> **Task**
Please return the whole listing. Keep each line exactly the same.

> **Source material**
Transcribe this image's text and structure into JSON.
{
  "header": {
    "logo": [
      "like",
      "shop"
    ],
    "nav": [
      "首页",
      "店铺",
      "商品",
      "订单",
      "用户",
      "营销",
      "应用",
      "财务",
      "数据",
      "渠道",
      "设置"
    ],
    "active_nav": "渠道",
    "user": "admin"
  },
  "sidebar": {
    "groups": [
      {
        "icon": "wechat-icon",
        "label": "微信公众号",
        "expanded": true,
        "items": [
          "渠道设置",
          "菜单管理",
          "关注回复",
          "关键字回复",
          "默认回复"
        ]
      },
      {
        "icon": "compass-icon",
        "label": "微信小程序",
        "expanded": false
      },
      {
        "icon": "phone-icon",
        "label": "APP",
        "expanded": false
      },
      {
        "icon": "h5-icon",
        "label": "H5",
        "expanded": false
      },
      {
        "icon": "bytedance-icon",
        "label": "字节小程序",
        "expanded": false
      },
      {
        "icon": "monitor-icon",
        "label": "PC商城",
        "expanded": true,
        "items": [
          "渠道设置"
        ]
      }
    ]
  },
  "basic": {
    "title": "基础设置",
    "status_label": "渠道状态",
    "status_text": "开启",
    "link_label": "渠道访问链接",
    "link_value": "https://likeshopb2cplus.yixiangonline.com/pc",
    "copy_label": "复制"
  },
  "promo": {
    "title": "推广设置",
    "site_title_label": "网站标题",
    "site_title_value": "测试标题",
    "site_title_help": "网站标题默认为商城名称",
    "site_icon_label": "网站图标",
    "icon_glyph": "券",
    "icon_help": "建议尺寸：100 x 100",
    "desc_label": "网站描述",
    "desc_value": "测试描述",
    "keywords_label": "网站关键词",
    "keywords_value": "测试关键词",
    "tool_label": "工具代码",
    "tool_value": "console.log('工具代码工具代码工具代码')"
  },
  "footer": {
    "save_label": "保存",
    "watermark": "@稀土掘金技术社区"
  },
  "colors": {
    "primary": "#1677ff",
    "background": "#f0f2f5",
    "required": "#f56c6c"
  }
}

> **Final answer**
Transcribe this image's text and structure into JSON.
{
  "header": {
    "logo": [
      "like",
      "shop"
    ],
    "nav": [
      "首页",
      "店铺",
      "商品",
      "订单",
      "用户",
      "营销",
      "应用",
      "财务",
      "数据",
      "渠道",
      "设置"
    ],
    "active_nav": "渠道",
    "user": "admin"
  },
  "sidebar": {
    "groups": [
      {
        "icon": "wechat-icon",
        "label": "微信公众号",
        "expanded": true,
        "items": [
          "渠道设置",
          "菜单管理",
          "关注回复",
          "关键字回复",
          "默认回复"
        ]
      },
      {
        "icon": "compass-icon",
        "label": "微信小程序",
        "expanded": false
      },
      {
        "icon": "phone-icon",
        "label": "APP",
        "expanded": false
      },
      {
        "icon": "h5-icon",
        "label": "H5",
        "expanded": false
      },
      {
        "icon": "bytedance-icon",
        "label": "字节小程序",
        "expanded": false
      },
      {
        "icon": "monitor-icon",
        "label": "PC商城",
        "expanded": true,
        "items": [
          "渠道设置"
        ]
      }
    ]
  },
  "basic": {
    "title": "基础设置",
    "status_label": "渠道状态",
    "status_text": "开启",
    "link_label": "渠道访问链接",
    "link_value": "https://likeshopb2cplus.yixiangonline.com/pc",
    "copy_label": "复制"
  },
  "promo": {
    "title": "推广设置",
    "site_title_label": "网站标题",
    "site_title_value": "测试标题",
    "site_title_help": "网站标题默认为商城名称",
    "site_icon_label": "网站图标",
    "icon_glyph": "券",
    "icon_help": "建议尺寸：100 x 100",
    "desc_label": "网站描述",
    "desc_value": "测试描述",
    "keywords_label": "网站关键词",
    "keywords_value": "测试关键词",
    "tool_label": "工具代码",
    "tool_value": "console.log('工具代码工具代码工具代码')"
  },
  "footer": {
    "save_label": "保存",
    "watermark": "@稀土掘金技术社区"
  },
  "colors": {
    "primary": "#1677ff",
    "background": "#f0f2f5",
    "required": "#f56c6c"
  }
}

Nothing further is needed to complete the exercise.